As a result, many Palestinians are contemplating whether the quest for equal statehood should now be superseded by a struggle for equal citizenship. In other words, a one-state solution in which citizens of all faiths and ethnicities live together as equals. Recent polls indicate that a quarter of Palestinians favor the secular one-state solution—a surprisingly high number given that it is not officially advocated by any senior Palestinian leader.
Support for one state is hardly a radical idea; it is simply the recognition of the uncomfortable reality that Israel and the occupied Palestinian territories already function as a single state. They share the same aquifers, the same highway network, the same electricity grid and the same international borders. There are no road signs reading “Welcome to Occupied Territory” when one drives into East Jerusalem. Some government maps of Israel do not delineate Israel’s 1967 pre-occupation border. Settlers in the occupied West Bank (including East Jerusalem) are interspersed among Palestinian towns and now constitute nearly a fifth of the population. In the words of one Palestinian farmer, you can’t unscramble an egg.

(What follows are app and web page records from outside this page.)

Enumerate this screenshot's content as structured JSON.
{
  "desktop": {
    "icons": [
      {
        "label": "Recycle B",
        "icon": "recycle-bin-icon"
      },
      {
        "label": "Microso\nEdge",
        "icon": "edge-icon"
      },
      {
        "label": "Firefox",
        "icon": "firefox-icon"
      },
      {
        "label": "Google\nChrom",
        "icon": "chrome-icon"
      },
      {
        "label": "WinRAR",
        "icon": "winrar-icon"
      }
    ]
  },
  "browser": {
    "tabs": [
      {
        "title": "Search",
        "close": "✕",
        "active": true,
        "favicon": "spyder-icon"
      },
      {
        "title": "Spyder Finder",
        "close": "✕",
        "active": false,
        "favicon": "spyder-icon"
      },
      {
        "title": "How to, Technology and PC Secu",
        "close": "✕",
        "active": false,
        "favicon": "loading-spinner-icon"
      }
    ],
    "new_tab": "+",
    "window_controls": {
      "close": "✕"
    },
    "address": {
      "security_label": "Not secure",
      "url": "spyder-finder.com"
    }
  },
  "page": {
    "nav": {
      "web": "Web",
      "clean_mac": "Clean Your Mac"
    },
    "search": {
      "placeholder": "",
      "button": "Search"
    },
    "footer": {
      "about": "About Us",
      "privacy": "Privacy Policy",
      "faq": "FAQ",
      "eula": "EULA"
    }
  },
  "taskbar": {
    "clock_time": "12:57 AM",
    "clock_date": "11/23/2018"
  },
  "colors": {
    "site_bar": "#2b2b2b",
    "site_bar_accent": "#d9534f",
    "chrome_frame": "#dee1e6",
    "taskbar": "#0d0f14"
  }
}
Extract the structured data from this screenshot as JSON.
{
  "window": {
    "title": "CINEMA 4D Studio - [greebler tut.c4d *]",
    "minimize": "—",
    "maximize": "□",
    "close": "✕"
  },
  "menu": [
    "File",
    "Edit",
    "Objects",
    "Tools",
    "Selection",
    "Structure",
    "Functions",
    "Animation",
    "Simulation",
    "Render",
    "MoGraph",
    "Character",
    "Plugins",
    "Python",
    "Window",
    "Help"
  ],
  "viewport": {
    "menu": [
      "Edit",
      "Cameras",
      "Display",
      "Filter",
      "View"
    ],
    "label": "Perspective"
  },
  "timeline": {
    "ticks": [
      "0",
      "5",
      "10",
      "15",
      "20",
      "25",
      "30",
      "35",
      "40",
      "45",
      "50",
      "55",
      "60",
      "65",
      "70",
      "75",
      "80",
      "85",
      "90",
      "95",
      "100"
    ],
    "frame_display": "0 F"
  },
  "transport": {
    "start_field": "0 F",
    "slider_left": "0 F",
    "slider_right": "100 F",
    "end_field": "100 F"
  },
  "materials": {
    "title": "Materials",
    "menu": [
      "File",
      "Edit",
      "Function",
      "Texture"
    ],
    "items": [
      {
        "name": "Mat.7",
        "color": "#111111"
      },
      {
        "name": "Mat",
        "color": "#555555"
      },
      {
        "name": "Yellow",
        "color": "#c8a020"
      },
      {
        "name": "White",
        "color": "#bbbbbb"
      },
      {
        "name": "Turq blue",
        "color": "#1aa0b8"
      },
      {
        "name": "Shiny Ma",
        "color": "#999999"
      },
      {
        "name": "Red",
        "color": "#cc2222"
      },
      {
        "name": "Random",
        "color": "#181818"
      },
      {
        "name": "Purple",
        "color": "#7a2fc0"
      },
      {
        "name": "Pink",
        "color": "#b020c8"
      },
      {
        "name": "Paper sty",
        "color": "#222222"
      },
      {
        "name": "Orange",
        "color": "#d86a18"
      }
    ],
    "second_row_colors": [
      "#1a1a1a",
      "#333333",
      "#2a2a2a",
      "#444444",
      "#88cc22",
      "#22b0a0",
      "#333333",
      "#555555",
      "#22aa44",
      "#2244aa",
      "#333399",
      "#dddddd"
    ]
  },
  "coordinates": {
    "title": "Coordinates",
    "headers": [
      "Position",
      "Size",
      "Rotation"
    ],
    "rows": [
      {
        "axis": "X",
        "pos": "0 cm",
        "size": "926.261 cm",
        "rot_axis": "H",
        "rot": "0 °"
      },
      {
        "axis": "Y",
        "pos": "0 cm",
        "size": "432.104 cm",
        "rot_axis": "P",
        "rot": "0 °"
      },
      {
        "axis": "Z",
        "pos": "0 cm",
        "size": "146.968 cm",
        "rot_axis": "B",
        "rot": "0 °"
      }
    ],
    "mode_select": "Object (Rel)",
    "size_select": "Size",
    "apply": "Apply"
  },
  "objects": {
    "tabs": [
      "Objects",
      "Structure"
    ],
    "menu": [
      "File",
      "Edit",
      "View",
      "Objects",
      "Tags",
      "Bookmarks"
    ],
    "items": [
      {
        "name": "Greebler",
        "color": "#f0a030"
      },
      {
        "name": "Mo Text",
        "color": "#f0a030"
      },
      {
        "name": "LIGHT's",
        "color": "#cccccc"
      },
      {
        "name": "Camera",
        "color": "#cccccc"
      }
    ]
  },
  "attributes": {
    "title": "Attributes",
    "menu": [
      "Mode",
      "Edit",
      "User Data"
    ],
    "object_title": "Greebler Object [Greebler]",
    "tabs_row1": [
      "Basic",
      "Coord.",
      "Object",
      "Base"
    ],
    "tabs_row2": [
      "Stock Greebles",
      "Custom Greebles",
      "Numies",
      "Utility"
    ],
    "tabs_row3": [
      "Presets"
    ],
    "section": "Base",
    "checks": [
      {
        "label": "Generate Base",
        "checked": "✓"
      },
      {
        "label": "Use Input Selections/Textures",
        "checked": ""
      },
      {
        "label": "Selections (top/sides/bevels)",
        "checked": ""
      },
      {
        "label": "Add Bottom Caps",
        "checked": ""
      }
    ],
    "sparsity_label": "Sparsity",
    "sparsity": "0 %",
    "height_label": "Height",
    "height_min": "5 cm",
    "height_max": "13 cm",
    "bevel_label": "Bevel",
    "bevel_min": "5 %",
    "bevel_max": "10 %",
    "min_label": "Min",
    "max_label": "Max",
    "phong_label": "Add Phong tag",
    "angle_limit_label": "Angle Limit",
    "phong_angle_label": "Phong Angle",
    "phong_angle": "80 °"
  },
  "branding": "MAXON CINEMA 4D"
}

But in this de facto state, 3.5 million Palestinian Christians and Muslims are denied the same political and civil rights as Jews. These Palestinians must drive on separate roads, in cars bearing distinctive license plates, and only to and from designated Palestinian areas. It is illegal for a Palestinian to drive a car with an Israeli license plate. These Palestinians, as non-Jews, neither qualify for Israeli citizenship nor have the right to vote in Israeli elections.
In South Africa, such an allocation of rights and privileges based on ethnic or religious affiliation was called apartheid. In Israel, it is called the Middle East’s only democracy.
Most Israelis recoil at the thought of giving Palestinians equal rights, understandably fearing that a possible Palestinian majority will treat Jews the way Jews have treated Palestinians. They fear the destruction of the never-defined “Jewish state.” The one-state solution, however, neither destroys the Jewish character of the Holy Land nor negates the Jewish historical and religious attachment (although it would destroy the superior status of Jews in that state). Rather, it affirms that the Holy Land has an equal Christian and Muslim character.
For those who believe in equality, this is a good thing. In theory, Zionism is the movement of Jewish national liberation. In practice, it has been a movement of Jewish supremacy. It is this domination of one ethnic or religious group over another that must be defeated before we can meaningfully speak of a new era of peace; neither Jews nor Muslims nor Christians have a unique claim on this sacred land.
The struggle for Palestinian equality will not be easy. Power is never voluntarily shared by those who wield it. Palestinians will have to capture the world’s imagination, organize the international community and refuse to be seduced into negotiating for their rights.
But the struggle against South African apartheid proves the battle can be won. The only question is how long it will take, and how much all sides will have to suffer, before Israeli Jews can view Palestinian Christians and Muslims not as demographic threats but as fellow citizens.
Editor’s Note: Michael Tarazi is a legal adviser to the Palestine Liberation Organization. His unusually well-argued statement in support of a democratic secular Palestine/Israel, “Two Peoples, One State,” is to our knowledge the first time a presentation of the fraudulent character of the so-called “two-state solution” has ever appeared in the Times. Tarazi, however, is not an employee of the New York daily, it was submitted by the author as an OP-Ed contribution.
—The New York Times, October 4, 2004